John Hudak, a senior fellow at the Brookings Institution who studies cannabis policy, says that even in states that have legalized adult-use cannabis, federal officials are still free to pursue charges against state-legal actors.
“The federal government could go into any state right now and arrest any individual growing marijuana,” he said. “There is no question the government has the authority to do that.”
What’s more, federal prosecutors are able to prevent cannabis defendants from arguing in court that their activity is allowed under state law.
“In a case against a recreational grower or distributor or whatever, the status of state law is entirely irrelevant and has no place in a federal proceeding. A federal judge will not allow evidence of state legality,” Hudak said. (Note: This doesn’t apply to medical cannabis, at least for the moment. A federal spending provision set to expire later this month, known as the Rohrabacher-Blumenauer amendment, currently prohibits the Justice Department from prosecuting state-compliant medical cannabis patients and providers.)
So far, legal-cannabis states have also been careful to avoid passing laws intended to block federal enforcement efforts, says Vanderbilt Law School professor Robert Mikos, an expert on federalism and cannabis laws. Such laws would be especially vulnerable to supremacy-clause challenges.
“States forthrightly acknowledge, ‘Hey, the fact we made this legal doesn’t do you any good under federal law,’” Mikos said. “They haven’t sought out that sort of direct confrontation with the federal government.”
Questions for the Court
If a conflict can’t easily be solved by referring to the Constitution’s supremacy clause or anti-commandeering doctrine, judges’ jobs get harder. They must refer to existing court precedent and then extend that to the dispute at hand.
“The important thing to recognize with preemption is it basically nullifies state law.”
Here’s where immigration and cannabis part ways, said Manheim at Loyola Law School. Unlike most other areas of law, immigration is generally considered an element of foreign policy—something in which, courts have recognized, the federal government has a special stake.
“Ordinarily when there is a conflict between state and federal law and there is some question as to whether the state law is obstructing or preempted by the federal law, the tie usually goes to the state,” Manheim said. “The rule works the other direction when we’re talking about things of paramount federal importance, and immigration is one of those.”

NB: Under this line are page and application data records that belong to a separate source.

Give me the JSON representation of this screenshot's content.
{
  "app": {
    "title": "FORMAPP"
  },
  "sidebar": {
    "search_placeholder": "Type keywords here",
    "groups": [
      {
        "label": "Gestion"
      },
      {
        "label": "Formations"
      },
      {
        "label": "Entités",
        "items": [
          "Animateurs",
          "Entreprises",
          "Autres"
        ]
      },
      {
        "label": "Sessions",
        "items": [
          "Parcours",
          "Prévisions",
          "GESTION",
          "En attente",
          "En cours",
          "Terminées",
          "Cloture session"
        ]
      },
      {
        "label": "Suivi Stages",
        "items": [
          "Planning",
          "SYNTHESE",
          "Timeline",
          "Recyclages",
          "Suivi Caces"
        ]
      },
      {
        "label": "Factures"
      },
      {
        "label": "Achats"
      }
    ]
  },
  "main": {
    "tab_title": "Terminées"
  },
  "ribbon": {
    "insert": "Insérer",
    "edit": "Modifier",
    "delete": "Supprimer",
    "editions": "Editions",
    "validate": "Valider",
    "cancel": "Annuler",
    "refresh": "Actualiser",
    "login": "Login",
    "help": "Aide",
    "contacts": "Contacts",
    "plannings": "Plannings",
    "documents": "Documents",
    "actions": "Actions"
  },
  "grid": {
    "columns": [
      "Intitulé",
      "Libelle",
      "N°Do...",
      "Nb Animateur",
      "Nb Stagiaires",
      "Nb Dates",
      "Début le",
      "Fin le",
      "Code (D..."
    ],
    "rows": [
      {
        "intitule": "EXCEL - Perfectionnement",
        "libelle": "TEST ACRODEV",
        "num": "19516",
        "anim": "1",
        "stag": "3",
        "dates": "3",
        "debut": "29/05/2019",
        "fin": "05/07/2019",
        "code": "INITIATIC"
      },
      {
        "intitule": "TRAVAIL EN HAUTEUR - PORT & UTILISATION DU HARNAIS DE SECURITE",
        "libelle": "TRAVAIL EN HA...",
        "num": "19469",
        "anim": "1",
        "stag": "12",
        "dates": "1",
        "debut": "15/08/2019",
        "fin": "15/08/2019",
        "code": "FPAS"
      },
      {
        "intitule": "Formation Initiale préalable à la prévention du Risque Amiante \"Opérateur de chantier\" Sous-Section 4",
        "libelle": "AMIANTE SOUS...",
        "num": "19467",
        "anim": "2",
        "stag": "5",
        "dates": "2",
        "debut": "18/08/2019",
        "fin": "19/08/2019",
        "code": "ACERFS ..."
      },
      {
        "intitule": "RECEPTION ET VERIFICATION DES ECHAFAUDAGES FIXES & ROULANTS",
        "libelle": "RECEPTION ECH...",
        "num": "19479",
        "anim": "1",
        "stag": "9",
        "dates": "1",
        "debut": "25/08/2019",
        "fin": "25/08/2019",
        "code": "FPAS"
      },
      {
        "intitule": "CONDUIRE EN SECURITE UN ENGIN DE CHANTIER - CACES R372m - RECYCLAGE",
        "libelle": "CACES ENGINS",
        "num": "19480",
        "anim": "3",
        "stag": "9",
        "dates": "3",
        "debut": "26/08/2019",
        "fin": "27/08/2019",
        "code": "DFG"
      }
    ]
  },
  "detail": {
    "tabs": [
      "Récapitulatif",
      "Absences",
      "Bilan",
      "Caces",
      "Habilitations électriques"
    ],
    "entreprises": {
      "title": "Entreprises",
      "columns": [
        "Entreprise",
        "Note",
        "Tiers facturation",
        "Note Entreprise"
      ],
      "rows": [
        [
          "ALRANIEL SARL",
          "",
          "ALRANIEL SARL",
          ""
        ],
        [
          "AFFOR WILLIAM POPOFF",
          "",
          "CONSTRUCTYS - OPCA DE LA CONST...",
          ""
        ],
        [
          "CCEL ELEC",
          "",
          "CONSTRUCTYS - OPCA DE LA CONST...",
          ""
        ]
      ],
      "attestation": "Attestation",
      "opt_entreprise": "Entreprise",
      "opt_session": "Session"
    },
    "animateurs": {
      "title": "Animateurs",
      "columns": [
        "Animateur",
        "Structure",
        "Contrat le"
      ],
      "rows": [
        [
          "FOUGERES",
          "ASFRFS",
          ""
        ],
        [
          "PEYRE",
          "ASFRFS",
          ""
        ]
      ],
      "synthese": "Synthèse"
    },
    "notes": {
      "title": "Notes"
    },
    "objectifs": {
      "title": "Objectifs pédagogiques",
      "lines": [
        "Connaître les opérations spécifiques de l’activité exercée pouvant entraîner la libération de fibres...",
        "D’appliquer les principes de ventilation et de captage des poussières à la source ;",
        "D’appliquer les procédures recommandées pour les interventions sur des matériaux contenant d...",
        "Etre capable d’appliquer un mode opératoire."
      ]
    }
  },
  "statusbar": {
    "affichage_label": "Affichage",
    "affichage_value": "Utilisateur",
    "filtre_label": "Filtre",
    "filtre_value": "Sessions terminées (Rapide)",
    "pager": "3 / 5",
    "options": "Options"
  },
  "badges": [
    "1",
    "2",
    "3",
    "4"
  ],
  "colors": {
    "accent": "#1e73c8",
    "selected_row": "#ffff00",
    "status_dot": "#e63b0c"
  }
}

While some past rulings have determined that cannabis is of dominant federal interest, he said, that’s not as well established as it is with immigration. That means states may have more leeway in passing cannabis laws, rather than immigration laws, that seem to run counter to federal policy.
What Would the Feds ‘Win’?
Even if the Justice Department were to successfully challenge a state law that legalized and regulated cannabis, it’s not clear officials would have much to show for it. “The important thing to recognize with preemption is it basically nullifies state law,” said Mikos at Vanderbilt. “It doesn’t replace it with what it was before.”
If a court were to overturn California’s cannabis law, he explained, “that doesn’t mean you roll back the clock to 2015 and say, ‘All right, now prohibition is still on the books for adult-use marijuana.’”
In other words, challenging a state legalization law could actually undermine the objectives of prohibitionists, Mikos said. Overturning California’s cannabis laws would remove the state’s ability to regulate the cannabis industry, but it wouldn’t dissolve the industry or reinstate prior criminal laws against cannabis.
Even if Jeff Sessions were to topple state cannabis laws, it’s possible that his only prize would be throwing a multibillion-dollar industry into chaos. Mikos said, “It’s hard to imagine Congress would be happy with that outcome.”